Beau Jest, James Sherman’s affectionate portrayal of Jewish family life, which first opened off-Broadway in 1992, is a charming romantic comedy that makes no pretence at immense depth or insight, but nonetheless slips in a few home truths among the froth.
Sarah Goldman, unable to bring her gentile boyfriend Chris to a dinner party, hires Bob, an out-of-work actor, to play every Jewish mother’s dream son-in-law: a wealthy surgeon happy to help with the rituals of the Passover. Sarah’s horror at discovering that Bob is no more Jewish than her real boyfriend is only slightly allayed by his reassurance that, having once had a role in Fiddler on the Roof, he knows one end of a menorah from the other.

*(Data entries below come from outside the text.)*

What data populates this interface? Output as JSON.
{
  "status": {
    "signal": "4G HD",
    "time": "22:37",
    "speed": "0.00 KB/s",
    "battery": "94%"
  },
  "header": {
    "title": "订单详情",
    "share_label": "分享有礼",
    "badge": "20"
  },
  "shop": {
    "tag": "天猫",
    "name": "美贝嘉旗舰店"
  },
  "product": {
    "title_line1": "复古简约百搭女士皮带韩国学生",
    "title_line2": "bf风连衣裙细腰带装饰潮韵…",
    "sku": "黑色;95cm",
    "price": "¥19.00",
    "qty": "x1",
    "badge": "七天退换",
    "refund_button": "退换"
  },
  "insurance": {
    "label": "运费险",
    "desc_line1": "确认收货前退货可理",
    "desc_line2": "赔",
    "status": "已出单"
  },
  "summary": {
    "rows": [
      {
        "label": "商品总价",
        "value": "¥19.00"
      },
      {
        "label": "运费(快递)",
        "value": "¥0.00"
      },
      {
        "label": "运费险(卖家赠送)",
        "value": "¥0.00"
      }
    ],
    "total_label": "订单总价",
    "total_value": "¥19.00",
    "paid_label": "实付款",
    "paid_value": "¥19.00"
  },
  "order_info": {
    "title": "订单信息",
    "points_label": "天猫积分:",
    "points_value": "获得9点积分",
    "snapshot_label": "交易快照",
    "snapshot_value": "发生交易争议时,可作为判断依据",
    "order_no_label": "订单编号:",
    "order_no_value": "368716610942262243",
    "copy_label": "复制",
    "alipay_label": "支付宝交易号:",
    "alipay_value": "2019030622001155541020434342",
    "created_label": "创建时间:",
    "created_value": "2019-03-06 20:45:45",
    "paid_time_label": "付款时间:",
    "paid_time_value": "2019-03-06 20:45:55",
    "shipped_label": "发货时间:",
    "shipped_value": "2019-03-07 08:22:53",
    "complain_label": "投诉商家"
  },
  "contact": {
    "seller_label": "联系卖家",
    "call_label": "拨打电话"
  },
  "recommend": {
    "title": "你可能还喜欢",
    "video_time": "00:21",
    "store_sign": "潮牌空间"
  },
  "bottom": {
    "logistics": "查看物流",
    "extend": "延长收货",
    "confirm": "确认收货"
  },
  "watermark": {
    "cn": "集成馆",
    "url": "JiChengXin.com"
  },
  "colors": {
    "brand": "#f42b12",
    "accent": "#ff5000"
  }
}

The play’s three acts each focus on meals of escalating importance, culminating in the seder feast, with its rituals and readings. The audience is not in the least surprised to find that Bob, both in character and out of it, is decidedly more charming than Chris, and naturally he and Sarah fall more steadily in love with every mouthful of lokshen kugel.
The cast is excellent, delivering the rapid-fire dialogue with wit and rare ease. Lara Pulver as Sarah Goldman and Adam Rayner as Bob resist the temptation to mug and caper for laughs, which lends more warmth and credibility to their romance. As Miriam, Sarah’s mother, Sue Kelvin is an unalloyed delight, bustling across the stage in clothes of impossible vulgarity and evidently ruling the family with a loving but implacable hand. Jack Chissick as her father manages pathos alongside a superb sense of comic timing, and as her brother Joel, nervily divorced and not wholly convinced by Bob’s performance, Alexander Giles is pure Woody Allen, and none the worse for it. The staging is lovingly detailed, recreating Sarah’s 80s Chicago apartment with minute attention to each poster and cushion, a rare thing on stage, and wonderful for transporting the audience.
Beau Jest should be taken on its terms: one does not order seafood at a restaurant, only to complain of its not being steak. It’s a romantic comedy, and delivers both comically and romantically, managing to discreetly address the problems of maintaining independence when inextricably bound up with an ethnic and religious identity. You’ll find here no experimental dialogue, no shattering insights, and no fiendish plot-developments to make you puzzle and ponder for days. But you’ll laugh, and be warmed to the cockles of your heart, which is after all no mean feat.